▶ **BRIEF**:
Find and copy each line in the material below where the string "JSON" occurs.

*** Opening of STORED DATA ***

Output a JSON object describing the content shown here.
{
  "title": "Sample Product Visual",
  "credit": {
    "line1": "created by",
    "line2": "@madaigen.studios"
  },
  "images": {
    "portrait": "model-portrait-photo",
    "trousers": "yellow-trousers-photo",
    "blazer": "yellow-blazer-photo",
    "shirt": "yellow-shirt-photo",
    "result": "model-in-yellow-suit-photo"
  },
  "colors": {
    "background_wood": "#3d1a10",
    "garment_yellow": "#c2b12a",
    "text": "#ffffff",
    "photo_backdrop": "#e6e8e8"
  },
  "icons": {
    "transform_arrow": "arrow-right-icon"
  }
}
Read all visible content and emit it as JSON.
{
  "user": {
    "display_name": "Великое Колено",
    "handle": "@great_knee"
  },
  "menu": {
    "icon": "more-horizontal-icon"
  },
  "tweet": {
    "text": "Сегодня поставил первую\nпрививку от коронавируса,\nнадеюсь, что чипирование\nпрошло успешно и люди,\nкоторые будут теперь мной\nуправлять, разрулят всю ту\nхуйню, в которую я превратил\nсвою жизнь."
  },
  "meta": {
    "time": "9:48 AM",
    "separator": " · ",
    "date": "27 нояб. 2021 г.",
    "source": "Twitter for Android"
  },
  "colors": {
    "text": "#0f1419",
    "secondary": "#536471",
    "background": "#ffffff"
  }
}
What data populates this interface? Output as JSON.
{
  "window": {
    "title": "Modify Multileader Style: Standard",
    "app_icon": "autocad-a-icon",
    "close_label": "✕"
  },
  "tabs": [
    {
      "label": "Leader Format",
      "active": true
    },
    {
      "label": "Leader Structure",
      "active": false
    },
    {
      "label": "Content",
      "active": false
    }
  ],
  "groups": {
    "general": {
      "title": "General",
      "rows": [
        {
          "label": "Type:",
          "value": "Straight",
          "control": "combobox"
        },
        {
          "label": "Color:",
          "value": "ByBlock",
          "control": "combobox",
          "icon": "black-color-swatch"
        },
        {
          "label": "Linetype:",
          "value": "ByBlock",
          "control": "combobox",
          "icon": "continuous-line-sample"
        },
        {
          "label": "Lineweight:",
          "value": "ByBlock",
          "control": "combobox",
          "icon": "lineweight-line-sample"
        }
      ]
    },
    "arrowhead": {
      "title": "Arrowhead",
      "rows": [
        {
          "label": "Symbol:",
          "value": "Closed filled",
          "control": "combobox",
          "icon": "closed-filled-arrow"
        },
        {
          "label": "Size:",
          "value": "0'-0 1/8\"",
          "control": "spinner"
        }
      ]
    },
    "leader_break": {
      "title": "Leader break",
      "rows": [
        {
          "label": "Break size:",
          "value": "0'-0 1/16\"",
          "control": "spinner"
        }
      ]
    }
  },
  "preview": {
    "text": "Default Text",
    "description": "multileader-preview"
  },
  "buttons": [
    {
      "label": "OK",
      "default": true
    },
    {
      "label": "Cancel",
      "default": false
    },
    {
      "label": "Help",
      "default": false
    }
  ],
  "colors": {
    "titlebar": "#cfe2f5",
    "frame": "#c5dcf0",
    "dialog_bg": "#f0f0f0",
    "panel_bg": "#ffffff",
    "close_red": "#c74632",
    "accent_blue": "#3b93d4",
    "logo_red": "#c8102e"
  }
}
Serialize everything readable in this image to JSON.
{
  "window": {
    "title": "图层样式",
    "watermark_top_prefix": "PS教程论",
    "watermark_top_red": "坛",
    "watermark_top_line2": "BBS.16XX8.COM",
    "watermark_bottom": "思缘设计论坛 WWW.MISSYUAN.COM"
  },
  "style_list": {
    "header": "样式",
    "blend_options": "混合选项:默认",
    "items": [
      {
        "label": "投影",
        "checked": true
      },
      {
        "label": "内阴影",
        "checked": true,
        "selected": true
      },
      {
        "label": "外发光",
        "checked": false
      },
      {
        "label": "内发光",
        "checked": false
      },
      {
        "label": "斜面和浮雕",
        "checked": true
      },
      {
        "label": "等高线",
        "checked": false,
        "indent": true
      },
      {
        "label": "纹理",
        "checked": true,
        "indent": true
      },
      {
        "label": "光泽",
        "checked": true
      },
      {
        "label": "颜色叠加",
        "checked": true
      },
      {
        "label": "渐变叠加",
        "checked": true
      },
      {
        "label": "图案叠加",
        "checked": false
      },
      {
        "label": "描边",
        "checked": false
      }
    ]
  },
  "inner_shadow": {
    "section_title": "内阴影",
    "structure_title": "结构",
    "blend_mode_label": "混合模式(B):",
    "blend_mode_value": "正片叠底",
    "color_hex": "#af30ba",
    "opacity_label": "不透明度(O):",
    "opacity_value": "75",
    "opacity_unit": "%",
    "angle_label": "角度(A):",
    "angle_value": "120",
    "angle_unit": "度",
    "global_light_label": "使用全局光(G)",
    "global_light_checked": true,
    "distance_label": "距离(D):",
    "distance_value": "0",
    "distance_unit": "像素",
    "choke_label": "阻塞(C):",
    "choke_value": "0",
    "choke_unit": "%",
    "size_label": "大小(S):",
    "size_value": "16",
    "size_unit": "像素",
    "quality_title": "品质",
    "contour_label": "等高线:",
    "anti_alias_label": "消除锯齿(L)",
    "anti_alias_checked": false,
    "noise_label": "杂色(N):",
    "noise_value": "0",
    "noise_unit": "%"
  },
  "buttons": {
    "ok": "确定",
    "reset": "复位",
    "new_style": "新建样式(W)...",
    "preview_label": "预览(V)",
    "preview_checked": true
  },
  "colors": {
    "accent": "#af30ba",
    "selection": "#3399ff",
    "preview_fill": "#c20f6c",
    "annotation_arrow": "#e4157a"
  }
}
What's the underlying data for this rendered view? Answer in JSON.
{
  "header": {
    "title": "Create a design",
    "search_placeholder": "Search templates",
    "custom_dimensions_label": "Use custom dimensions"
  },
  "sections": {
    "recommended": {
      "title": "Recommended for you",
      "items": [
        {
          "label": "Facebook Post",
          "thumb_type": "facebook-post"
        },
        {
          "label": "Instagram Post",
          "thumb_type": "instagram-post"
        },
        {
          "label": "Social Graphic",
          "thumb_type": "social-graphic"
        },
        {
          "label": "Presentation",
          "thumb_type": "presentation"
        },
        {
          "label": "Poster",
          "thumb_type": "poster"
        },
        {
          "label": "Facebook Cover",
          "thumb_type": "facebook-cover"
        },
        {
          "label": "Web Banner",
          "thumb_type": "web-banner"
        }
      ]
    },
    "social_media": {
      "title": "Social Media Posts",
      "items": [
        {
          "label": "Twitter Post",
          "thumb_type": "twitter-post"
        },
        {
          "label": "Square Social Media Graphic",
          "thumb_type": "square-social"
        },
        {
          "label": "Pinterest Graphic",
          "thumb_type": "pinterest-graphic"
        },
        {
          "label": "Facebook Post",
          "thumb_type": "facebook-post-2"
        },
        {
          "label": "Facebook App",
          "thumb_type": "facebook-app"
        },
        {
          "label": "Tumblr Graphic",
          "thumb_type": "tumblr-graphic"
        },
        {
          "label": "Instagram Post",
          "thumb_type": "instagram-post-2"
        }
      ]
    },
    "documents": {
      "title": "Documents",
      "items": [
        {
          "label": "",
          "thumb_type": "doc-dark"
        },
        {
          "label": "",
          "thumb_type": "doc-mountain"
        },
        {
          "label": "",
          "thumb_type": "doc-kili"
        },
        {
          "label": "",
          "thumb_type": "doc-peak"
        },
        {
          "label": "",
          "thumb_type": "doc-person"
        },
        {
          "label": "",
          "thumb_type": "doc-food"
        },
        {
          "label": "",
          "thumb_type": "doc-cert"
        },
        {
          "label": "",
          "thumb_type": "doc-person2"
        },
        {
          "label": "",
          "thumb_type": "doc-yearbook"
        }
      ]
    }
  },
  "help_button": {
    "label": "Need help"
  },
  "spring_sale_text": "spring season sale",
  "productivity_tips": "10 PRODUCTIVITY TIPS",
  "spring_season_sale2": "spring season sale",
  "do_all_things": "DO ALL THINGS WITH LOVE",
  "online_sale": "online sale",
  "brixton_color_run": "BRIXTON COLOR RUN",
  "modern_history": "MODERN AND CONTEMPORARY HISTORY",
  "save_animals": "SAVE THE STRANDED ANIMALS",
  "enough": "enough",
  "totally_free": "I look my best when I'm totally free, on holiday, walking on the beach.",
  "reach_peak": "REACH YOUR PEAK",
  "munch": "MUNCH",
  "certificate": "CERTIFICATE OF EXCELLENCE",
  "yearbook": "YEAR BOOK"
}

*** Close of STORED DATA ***

▶ **ANSWER SPACE**:
Output a JSON object describing the content shown here.
Read all visible content and emit it as JSON.
What data populates this interface? Output as JSON.
Serialize everything readable in this image to JSON.
What's the underlying data for this rendered view? Answer in JSON.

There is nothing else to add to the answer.